If you’re browsing your competitor’s website, you can see that their Product Catalog and Pixel are set up so that they can use Facebook Product Ads. In contrast, you can see that e.g. Etsy.com doesn’t use Product Ads at all (as of May 2017).

It might also be of some interest to check what e-shops put on their websites. E.g. Macys.com:

As you can see, they use three different pixels, two of which are set up incorrectly.

Keep in mind an error message may not always mean you did anything wrong. It’s simply to call attention to irregular use. For example, we leave some products out of the XML feed, therefore the pixel reports a bug. As long as you know why the error message is there and it’s used strategically, you’re fine.

Then there’s Wilson.com:

Ten different pixels, yet not one with correctly set products.

You can usually tell at first sight that there’s an error the e-shop should troubleshoot. In general, this is information useful for the e-shop owner and employees.

Inspire Yourself

When the time comes to set up your own pixel, it’s highly recommended to look for some inspiration from your competitors’ events and pixel setup first. You’re bound to come across some interesting and inspiring ideas to enhance your own work.

We recommend drawing  inspiration from XMLCanvas.com or Booking.com.

First we can check out Booking.com and their pixel setup:

Here, Booking.com gets a lot of interesting information from the pixel, which helps target ads.

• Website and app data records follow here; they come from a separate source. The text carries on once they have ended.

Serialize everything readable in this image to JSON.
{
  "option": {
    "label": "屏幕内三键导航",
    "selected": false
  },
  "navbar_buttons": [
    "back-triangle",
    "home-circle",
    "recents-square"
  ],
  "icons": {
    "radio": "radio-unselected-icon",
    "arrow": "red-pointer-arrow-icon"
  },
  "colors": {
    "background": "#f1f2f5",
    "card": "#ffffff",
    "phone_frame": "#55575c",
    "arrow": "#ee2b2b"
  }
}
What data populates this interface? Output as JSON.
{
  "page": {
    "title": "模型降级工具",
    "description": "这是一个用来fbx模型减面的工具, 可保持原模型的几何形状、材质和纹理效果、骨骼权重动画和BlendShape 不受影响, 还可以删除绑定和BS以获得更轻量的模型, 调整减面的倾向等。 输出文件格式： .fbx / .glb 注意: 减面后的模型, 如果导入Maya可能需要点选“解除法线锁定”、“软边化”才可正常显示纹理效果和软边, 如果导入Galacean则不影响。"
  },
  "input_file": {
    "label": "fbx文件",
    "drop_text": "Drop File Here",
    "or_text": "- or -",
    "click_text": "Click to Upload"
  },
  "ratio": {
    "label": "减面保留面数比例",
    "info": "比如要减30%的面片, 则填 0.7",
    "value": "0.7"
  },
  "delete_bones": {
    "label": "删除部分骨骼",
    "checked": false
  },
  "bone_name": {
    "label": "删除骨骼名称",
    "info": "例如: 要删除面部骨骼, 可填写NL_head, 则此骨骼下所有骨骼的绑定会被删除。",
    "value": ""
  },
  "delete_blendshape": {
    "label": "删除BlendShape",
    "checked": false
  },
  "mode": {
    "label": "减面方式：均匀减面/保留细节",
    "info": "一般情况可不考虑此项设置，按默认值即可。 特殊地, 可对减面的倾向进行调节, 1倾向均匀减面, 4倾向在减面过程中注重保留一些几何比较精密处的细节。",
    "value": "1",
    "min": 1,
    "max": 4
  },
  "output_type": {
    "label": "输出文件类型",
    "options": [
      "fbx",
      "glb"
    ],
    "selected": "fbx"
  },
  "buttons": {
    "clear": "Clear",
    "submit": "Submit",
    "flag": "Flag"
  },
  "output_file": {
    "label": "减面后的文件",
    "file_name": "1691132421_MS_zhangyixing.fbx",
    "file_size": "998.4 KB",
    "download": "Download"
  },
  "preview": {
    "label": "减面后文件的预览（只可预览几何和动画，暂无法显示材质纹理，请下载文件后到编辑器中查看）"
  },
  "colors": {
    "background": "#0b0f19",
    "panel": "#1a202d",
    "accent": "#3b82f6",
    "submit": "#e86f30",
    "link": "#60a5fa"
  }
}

Information collected includes searches for  destinations, hotel quality, number of guests, number of children, type of facility, what device users are on, etc.


Interestingly, they work with pixels on the booking page where they use the AddToCart and Initiate Checkout events:

Now let’s look at  an  XMLCanvas.com pixel:

We launch many events which we use to collect information about visitors, such as:

  • How many times they’ve visited
  • What device they use to browse our website
  • What per cent of the webpage they scrolled down
  • How long they’ve been browsing our website
  • And much more…

We use all the information accordingly when setting up advertising campaigns. Why would you retarget someone who’s visited your web just once and left immediately? All this can help us (and you!) boost ad effectiveness and cut costs.


Articles also available on e-readers.


Articles also available on e-readers.